**What to do:** How many lines in the records below contain the word "JSON"? Answer with the number only.

[[ Study material open ]]

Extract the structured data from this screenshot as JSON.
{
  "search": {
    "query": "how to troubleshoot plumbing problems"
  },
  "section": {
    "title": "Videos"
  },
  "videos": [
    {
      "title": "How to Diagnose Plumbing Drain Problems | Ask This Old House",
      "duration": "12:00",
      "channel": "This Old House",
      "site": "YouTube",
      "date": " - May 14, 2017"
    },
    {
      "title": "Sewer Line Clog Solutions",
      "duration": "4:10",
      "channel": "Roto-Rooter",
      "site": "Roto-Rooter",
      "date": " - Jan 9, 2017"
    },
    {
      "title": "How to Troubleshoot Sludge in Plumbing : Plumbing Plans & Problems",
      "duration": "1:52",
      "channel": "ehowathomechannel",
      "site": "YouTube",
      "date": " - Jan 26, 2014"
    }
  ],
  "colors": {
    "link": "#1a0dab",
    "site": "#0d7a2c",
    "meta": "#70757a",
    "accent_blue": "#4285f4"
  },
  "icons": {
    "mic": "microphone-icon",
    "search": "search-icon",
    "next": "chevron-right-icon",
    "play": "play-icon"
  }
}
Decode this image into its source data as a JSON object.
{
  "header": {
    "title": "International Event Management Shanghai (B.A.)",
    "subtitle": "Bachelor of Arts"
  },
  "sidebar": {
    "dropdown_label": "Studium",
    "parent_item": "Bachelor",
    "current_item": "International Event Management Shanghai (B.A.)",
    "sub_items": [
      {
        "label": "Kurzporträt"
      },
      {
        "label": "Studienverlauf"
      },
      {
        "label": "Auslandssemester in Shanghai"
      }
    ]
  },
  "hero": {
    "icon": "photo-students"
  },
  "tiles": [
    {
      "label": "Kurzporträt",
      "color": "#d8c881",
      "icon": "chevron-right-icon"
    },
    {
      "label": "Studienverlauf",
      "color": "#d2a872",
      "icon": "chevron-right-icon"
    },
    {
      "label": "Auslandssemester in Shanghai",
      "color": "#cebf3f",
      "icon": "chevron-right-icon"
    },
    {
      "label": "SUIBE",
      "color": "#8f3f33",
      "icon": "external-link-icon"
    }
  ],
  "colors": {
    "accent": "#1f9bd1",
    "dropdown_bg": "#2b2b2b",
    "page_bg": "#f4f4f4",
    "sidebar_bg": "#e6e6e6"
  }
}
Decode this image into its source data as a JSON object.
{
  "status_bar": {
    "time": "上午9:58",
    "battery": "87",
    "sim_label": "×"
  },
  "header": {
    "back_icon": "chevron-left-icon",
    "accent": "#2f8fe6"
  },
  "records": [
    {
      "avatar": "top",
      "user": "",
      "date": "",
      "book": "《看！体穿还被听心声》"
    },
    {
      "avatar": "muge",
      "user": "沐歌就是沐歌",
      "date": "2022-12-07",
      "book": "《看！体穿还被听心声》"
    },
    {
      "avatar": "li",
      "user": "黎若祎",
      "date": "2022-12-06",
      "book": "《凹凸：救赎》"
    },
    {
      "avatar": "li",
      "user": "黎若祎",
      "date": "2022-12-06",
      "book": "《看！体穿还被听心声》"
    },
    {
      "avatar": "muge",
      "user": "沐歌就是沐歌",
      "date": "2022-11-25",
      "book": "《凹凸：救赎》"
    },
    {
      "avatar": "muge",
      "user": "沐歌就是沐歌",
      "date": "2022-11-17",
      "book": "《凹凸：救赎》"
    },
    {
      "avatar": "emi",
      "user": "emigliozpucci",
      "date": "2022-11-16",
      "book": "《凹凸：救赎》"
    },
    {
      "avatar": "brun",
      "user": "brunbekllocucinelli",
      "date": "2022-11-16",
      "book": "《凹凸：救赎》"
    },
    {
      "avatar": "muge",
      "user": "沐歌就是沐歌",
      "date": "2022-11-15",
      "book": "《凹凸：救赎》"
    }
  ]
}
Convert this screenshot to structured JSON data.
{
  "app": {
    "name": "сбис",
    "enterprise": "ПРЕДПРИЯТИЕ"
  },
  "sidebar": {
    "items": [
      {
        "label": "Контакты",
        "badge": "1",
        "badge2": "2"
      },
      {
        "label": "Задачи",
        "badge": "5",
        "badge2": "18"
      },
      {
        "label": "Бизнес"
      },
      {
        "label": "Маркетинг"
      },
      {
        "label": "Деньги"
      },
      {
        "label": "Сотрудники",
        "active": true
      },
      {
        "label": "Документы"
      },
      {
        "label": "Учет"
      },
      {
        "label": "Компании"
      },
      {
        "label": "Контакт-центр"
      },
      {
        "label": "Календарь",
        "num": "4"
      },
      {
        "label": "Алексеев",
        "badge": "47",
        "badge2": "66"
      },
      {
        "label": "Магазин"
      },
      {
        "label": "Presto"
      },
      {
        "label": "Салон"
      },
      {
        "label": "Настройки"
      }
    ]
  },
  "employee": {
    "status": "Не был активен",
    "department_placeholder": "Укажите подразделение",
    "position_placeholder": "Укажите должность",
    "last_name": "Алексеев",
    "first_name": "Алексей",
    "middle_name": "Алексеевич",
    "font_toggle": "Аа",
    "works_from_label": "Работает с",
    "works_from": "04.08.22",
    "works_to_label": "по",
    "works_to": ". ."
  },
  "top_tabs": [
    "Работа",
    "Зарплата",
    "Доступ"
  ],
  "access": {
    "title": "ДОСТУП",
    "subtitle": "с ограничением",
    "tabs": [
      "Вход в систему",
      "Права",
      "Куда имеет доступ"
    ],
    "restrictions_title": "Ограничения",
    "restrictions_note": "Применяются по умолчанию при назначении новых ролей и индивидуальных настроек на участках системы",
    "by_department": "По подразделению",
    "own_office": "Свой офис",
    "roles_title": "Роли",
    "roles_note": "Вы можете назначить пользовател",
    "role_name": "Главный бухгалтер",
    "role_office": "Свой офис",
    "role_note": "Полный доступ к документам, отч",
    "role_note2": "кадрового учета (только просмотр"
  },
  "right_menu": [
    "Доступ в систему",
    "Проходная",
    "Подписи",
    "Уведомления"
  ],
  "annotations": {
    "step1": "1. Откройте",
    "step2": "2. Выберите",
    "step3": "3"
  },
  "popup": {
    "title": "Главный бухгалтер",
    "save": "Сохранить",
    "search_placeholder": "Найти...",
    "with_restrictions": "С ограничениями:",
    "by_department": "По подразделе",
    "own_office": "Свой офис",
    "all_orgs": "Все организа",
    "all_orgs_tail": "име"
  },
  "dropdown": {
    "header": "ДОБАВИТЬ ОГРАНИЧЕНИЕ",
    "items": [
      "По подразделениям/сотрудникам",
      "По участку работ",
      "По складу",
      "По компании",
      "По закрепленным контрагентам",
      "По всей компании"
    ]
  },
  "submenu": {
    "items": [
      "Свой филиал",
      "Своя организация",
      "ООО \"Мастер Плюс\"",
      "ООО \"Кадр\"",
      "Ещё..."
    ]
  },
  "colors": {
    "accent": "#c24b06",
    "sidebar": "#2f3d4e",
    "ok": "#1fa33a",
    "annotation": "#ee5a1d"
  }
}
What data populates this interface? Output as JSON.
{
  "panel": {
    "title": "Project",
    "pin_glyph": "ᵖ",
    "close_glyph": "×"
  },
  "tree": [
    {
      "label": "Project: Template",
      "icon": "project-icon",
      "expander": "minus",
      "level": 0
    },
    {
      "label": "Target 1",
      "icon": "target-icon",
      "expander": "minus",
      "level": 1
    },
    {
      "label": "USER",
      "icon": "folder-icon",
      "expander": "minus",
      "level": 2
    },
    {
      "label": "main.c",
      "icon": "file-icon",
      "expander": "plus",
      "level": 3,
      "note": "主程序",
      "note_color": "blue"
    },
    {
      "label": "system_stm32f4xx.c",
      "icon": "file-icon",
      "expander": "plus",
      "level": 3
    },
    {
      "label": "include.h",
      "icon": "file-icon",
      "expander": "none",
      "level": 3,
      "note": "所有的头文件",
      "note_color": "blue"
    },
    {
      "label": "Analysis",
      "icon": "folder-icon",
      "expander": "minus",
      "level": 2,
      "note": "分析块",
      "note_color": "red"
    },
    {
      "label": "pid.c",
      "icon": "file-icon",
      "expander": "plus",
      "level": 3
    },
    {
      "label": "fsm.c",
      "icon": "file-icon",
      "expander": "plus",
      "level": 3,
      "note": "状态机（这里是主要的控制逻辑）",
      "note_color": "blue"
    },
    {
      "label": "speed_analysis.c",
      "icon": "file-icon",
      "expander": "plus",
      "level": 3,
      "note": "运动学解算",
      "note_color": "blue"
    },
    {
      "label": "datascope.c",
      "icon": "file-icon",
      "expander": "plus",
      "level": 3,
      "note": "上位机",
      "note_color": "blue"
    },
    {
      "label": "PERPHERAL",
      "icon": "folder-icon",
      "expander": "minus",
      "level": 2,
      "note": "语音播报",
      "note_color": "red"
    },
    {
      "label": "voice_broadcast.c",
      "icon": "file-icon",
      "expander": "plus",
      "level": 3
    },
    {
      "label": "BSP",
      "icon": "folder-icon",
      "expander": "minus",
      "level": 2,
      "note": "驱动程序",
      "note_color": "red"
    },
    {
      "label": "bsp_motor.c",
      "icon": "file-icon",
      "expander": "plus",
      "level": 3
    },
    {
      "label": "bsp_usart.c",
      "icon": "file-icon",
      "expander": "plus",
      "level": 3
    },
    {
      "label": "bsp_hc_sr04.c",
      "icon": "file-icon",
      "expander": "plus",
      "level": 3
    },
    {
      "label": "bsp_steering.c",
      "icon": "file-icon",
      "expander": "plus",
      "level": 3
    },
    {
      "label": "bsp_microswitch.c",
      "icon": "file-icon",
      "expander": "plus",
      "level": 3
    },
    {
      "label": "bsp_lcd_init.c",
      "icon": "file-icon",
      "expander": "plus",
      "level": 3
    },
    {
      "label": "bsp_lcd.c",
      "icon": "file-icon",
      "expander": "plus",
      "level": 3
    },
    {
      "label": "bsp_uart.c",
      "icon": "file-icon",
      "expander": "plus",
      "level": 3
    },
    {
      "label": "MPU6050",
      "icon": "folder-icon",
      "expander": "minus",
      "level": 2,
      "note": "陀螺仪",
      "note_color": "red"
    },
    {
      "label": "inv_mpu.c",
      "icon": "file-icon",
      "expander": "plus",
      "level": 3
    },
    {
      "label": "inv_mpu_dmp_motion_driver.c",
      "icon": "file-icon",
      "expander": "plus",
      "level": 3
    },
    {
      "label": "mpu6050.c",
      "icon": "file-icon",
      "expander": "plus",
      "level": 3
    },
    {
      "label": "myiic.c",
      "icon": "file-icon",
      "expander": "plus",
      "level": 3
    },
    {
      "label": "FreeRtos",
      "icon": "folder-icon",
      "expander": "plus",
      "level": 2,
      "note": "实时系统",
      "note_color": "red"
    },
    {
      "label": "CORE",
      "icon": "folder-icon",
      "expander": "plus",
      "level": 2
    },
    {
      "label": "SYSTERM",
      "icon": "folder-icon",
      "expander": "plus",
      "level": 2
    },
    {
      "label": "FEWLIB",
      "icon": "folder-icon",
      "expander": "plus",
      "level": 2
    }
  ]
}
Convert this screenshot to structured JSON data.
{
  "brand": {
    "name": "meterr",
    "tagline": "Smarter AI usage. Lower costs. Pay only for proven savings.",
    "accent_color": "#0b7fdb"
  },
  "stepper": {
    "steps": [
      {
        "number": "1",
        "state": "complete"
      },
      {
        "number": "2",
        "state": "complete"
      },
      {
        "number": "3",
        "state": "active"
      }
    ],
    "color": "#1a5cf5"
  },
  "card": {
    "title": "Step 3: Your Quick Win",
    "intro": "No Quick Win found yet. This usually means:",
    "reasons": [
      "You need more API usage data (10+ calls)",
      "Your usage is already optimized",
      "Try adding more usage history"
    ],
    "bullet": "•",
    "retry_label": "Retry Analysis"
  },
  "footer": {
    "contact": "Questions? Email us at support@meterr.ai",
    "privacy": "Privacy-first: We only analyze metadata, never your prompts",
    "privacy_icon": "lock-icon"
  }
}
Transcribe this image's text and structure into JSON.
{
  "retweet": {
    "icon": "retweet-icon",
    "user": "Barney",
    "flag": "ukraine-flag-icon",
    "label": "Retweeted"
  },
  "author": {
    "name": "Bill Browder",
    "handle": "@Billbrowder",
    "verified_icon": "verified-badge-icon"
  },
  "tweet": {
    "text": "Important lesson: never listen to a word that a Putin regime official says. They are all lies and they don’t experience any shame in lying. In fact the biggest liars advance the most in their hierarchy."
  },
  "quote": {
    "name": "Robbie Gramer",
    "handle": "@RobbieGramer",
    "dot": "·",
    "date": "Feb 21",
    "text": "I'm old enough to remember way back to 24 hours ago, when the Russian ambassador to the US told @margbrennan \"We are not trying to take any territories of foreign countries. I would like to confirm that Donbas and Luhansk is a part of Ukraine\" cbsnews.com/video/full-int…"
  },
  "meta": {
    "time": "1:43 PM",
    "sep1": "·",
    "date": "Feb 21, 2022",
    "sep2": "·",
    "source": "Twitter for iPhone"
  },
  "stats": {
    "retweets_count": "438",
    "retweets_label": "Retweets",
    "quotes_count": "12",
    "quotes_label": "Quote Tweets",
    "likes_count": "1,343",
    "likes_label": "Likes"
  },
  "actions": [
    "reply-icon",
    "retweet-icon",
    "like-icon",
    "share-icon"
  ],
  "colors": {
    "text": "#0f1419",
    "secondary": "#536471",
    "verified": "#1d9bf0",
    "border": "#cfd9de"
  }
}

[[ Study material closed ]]

**Result of this exercise:** 7